The rest of this chapter on the covenant is focused on the covenant that God established with man because of, and after, the fall of man into sin. That covenant is "commonly called the covenant of grace."
On a first reading, one might think that the covenant of grace is confined strictly to the New Testament. The Confession says that, once Adam disobeyed and "made himself incapable of life," the Lord established the covenant of grace "wherein He freely offers unto sinners life and salvation by Jesus Christ." Since life is offered "by Jesus Christ," surely this can refer only to that time when and after Christ became flesh and dwelt among us.
The beauty of covenant theology, however, is that it has its focus in Christ from Genesis 3:15 into eternity future. As the Confession goes on to say: "This covenant was differently administered in the time of the law, and in the time of the Gospel: under the law it was administered by promises, prophecies, sacrifices, circumcision, the paschal lamb, and other types and ordinances delivered to the people of the Jews, all foresignifying Christ to come; which were, for that time, sufficient and efficacious, through the operation of the Spirit, to instruct and build up the elect in faith in the promised Messiah, by whom they had full remission of sins, and eternal salvation; and is called the Old Testament." (section 5)
That is, while it is recognized that the covenant of grace was administered differently in redemptive history, there is no need or biblical burden to turn the recognition of different dispensations into an "-ism." All of the dispensations have the promised Messiah as their central focus, in recognition that the promised Messiah would himself come, finally and fully, to redeem. So, the promises, prophecies, sacrifices, etc. under the Old Covenant foresignify Christ; they were meant to turn the spiritual eyes and hearts of the Lord's people to Him and His gracious provision of a Redeemer (cf. Job 19:25). The Old Covenant was not "Plan A," to which another "Plan" needed to be amended, given Israel's failure.
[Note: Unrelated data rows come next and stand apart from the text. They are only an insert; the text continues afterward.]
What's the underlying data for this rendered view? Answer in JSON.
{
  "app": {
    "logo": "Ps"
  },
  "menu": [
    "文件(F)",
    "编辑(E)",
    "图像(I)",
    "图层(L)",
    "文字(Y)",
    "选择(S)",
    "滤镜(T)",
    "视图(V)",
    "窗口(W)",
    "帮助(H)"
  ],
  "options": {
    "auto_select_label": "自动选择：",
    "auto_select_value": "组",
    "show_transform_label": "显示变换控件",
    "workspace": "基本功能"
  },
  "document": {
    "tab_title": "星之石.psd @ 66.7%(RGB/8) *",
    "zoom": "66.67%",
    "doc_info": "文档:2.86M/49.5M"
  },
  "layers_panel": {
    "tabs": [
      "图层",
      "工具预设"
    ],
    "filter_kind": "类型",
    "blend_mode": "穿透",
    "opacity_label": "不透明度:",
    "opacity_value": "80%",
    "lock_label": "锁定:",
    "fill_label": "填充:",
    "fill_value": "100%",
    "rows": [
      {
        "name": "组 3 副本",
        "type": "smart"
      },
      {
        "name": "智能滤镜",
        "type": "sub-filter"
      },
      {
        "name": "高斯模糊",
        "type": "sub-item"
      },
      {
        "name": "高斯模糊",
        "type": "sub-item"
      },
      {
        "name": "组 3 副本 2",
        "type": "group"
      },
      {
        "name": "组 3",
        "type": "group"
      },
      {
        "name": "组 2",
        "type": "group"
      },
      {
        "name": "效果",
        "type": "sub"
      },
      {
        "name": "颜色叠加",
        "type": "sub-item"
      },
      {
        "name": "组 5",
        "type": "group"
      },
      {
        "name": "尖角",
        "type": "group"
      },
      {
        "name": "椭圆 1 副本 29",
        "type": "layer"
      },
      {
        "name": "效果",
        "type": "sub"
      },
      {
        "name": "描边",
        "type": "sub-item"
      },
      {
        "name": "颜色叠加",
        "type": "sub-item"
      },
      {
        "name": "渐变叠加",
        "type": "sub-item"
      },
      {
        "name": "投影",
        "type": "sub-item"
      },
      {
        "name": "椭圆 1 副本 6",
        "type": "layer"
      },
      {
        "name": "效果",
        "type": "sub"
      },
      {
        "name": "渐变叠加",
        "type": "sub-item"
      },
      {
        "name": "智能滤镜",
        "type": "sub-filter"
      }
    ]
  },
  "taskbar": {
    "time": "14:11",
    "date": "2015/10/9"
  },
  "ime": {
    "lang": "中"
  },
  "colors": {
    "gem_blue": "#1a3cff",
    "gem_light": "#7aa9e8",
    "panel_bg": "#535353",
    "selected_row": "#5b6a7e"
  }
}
The continuity of redemptive history, set in bold relief in the Old Covenant, is seen in the continual indications and signs, which were a part of daily Old Covenant existence, which themselves were meant and designed to point beyond themselves to a need for and promise of One who would redeem (cf. Heb. 9:7-18).
In and since the era of the New Testament, "when Christ, the substance, was exhibited, the ordinances in which this covenant is dispensed are the preaching of the Word, and the administration of the sacraments of Baptism and the Lord's Supper..." (section 6). That is, the plan of God for the people of God is the church of Jesus Christ and its new covenant administration. So, says the Confession, "There are not therefore two covenants of grace, differing in substance, but one and the same, under various dispensations." Note, there is no difference "in substance" between the Old and New Covenants, because the substance of the covenant of grace is Christ Himself.
One of the most significant and potentially life-changing applications of this latter truth is that, when we read, teach or preach the Scriptures, we ought to see Christ there. We ought to see that the one plan of God, since the fall, was to redeem a people and to defeat His enemies, and that the entirety of redemptive history is caught up with that plan, and all to His glory. The announcement of Genesis 3:15 sets the terms of the rest of history, and everything revealed to the Lord's people after that is pointing to the glory of the One who came, and who dwelt among us, who defeated Satan, and the last enemy, death, at the cross, and who now sits at the right hand of the Majesty on high.
Westminster Confession Chapter 7 will change the life of anyone who has ears to hear. It begins and it ends with God's gracious condescension. That condescension is on display now and into eternity future as, now by faith but then by sight, we see the light of the glory of God in the face of Jesus Christ, who is the substance of the covenant.